Go through the records and give each one again exactly.

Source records
:::::
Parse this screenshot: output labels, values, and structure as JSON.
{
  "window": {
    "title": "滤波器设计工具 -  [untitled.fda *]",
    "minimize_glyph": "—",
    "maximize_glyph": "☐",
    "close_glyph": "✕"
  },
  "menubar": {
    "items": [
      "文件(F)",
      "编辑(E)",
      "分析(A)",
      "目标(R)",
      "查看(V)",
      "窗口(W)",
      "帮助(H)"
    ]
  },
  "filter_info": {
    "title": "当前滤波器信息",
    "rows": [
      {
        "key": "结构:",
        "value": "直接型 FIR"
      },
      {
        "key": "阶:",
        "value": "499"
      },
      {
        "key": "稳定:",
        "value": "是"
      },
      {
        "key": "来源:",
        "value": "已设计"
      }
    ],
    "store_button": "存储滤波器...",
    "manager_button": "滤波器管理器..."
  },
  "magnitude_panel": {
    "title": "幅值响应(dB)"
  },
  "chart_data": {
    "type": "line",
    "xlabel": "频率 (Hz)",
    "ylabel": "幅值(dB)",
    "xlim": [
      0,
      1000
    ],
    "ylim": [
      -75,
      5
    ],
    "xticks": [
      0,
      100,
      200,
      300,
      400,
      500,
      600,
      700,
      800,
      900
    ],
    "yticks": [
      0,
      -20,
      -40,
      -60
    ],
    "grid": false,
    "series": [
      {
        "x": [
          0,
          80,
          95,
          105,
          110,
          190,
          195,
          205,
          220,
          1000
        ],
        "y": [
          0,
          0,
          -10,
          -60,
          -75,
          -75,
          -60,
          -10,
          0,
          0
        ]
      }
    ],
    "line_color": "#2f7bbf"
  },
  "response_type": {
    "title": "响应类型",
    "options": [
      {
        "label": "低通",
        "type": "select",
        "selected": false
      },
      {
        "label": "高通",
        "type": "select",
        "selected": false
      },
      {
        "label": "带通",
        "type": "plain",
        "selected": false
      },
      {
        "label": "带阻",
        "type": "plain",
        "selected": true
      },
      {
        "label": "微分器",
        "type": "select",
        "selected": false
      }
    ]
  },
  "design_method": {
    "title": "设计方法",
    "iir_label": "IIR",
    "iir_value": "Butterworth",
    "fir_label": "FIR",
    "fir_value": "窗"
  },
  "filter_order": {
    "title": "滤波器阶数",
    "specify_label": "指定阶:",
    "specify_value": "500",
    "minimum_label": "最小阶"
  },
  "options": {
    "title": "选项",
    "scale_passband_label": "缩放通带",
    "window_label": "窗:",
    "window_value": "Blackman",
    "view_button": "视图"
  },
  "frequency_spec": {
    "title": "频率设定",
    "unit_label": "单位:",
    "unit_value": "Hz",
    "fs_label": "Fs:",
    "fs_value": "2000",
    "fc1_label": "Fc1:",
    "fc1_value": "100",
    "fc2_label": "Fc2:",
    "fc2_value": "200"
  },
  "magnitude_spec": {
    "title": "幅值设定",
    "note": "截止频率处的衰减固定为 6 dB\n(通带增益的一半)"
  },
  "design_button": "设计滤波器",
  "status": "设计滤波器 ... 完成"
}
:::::
• TASK ANSWER
Parse this screenshot: output labels, values, and structure as JSON.
{
  "window": {
    "title": "滤波器设计工具 -  [untitled.fda *]",
    "minimize_glyph": "—",
    "maximize_glyph": "☐",
    "close_glyph": "✕"
  },
  "menubar": {
    "items": [
      "文件(F)",
      "编辑(E)",
      "分析(A)",
      "目标(R)",
      "查看(V)",
      "窗口(W)",
      "帮助(H)"
    ]
  },
  "filter_info": {
    "title": "当前滤波器信息",
    "rows": [
      {
        "key": "结构:",
        "value": "直接型 FIR"
      },
      {
        "key": "阶:",
        "value": "499"
      },
      {
        "key": "稳定:",
        "value": "是"
      },
      {
        "key": "来源:",
        "value": "已设计"
      }
    ],
    "store_button": "存储滤波器...",
    "manager_button": "滤波器管理器..."
  },
  "magnitude_panel": {
    "title": "幅值响应(dB)"
  },
  "chart_data": {
    "type": "line",
    "xlabel": "频率 (Hz)",
    "ylabel": "幅值(dB)",
    "xlim": [
      0,
      1000
    ],
    "ylim": [
      -75,
      5
    ],
    "xticks": [
      0,
      100,
      200,
      300,
      400,
      500,
      600,
      700,
      800,
      900
    ],
    "yticks": [
      0,
      -20,
      -40,
      -60
    ],
    "grid": false,
    "series": [
      {
        "x": [
          0,
          80,
          95,
          105,
          110,
          190,
          195,
          205,
          220,
          1000
        ],
        "y": [
          0,
          0,
          -10,
          -60,
          -75,
          -75,
          -60,
          -10,
          0,
          0
        ]
      }
    ],
    "line_color": "#2f7bbf"
  },
  "response_type": {
    "title": "响应类型",
    "options": [
      {
        "label": "低通",
        "type": "select",
        "selected": false
      },
      {
        "label": "高通",
        "type": "select",
        "selected": false
      },
      {
        "label": "带通",
        "type": "plain",
        "selected": false
      },
      {
        "label": "带阻",
        "type": "plain",
        "selected": true
      },
      {
        "label": "微分器",
        "type": "select",
        "selected": false
      }
    ]
  },
  "design_method": {
    "title": "设计方法",
    "iir_label": "IIR",
    "iir_value": "Butterworth",
    "fir_label": "FIR",
    "fir_value": "窗"
  },
  "filter_order": {
    "title": "滤波器阶数",
    "specify_label": "指定阶:",
    "specify_value": "500",
    "minimum_label": "最小阶"
  },
  "options": {
    "title": "选项",
    "scale_passband_label": "缩放通带",
    "window_label": "窗:",
    "window_value": "Blackman",
    "view_button": "视图"
  },
  "frequency_spec": {
    "title": "频率设定",
    "unit_label": "单位:",
    "unit_value": "Hz",
    "fs_label": "Fs:",
    "fs_value": "2000",
    "fc1_label": "Fc1:",
    "fc1_value": "100",
    "fc2_label": "Fc2:",
    "fc2_value": "200"
  },
  "magnitude_spec": {
    "title": "幅值设定",
    "note": "截止频率处的衰减固定为 6 dB\n(通带增益的一半)"
  },
  "design_button": "设计滤波器",
  "status": "设计滤波器 ... 完成"
}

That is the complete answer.